Gather the lines below that include the string "time", copying each in full.

=== DATA FOR THIS EXERCISE ===
-*-*-

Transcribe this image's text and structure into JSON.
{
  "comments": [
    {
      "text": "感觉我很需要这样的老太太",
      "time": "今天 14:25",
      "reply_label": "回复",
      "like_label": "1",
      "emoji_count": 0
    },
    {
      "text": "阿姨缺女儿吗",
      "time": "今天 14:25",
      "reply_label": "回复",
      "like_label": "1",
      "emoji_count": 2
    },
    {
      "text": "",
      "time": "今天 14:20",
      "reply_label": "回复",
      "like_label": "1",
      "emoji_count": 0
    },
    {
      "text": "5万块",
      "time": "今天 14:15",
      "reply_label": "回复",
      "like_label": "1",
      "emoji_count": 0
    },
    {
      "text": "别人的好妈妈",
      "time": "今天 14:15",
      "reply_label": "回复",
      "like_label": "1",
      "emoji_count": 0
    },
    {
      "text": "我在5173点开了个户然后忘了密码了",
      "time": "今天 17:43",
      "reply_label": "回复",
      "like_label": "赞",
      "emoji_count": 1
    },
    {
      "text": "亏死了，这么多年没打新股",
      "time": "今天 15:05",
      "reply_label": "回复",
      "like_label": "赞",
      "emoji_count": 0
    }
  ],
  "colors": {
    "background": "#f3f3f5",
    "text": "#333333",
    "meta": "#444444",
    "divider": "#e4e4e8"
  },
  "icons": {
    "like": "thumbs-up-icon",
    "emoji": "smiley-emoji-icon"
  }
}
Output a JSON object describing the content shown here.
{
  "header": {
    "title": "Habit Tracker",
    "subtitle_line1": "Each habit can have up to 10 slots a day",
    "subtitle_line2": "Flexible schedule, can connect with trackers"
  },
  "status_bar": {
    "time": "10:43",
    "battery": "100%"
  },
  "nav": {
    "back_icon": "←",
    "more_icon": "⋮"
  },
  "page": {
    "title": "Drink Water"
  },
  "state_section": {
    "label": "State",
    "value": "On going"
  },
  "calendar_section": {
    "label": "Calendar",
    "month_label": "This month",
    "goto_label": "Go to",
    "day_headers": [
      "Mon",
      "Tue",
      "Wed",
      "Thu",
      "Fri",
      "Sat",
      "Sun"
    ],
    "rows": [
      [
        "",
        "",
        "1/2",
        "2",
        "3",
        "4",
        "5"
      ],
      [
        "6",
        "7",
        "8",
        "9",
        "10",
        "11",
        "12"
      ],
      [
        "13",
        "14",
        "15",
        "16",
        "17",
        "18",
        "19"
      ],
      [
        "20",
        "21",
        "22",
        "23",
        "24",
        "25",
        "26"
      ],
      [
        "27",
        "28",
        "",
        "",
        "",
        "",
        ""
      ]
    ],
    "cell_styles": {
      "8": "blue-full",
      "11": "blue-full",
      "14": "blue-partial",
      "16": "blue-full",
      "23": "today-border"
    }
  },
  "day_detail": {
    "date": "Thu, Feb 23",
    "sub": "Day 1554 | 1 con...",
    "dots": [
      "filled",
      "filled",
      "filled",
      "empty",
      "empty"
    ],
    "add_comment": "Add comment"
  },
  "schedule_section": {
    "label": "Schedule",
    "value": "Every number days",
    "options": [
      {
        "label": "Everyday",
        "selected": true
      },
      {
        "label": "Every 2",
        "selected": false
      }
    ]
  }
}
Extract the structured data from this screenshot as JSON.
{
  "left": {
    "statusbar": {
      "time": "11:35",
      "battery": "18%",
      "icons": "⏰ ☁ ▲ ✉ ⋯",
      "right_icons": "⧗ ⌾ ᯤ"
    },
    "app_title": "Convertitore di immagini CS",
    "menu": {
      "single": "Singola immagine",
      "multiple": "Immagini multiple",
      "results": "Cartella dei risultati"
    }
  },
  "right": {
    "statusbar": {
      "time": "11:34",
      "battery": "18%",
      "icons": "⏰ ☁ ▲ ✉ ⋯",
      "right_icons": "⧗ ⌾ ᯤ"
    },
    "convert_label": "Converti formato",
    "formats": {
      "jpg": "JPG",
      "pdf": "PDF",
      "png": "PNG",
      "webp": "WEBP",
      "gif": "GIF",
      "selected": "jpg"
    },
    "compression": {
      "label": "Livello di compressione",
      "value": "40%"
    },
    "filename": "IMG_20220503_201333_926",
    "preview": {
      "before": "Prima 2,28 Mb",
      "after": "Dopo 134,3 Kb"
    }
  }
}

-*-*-

=== RESULT OF THE TASK ===
      "time": "今天 14:25",
      "time": "今天 14:25",
      "time": "今天 14:20",
      "time": "今天 14:15",
      "time": "今天 14:15",
      "time": "今天 17:43",
      "time": "今天 15:05",
    "time": "10:43",
      "time": "11:35",
      "time": "11:34",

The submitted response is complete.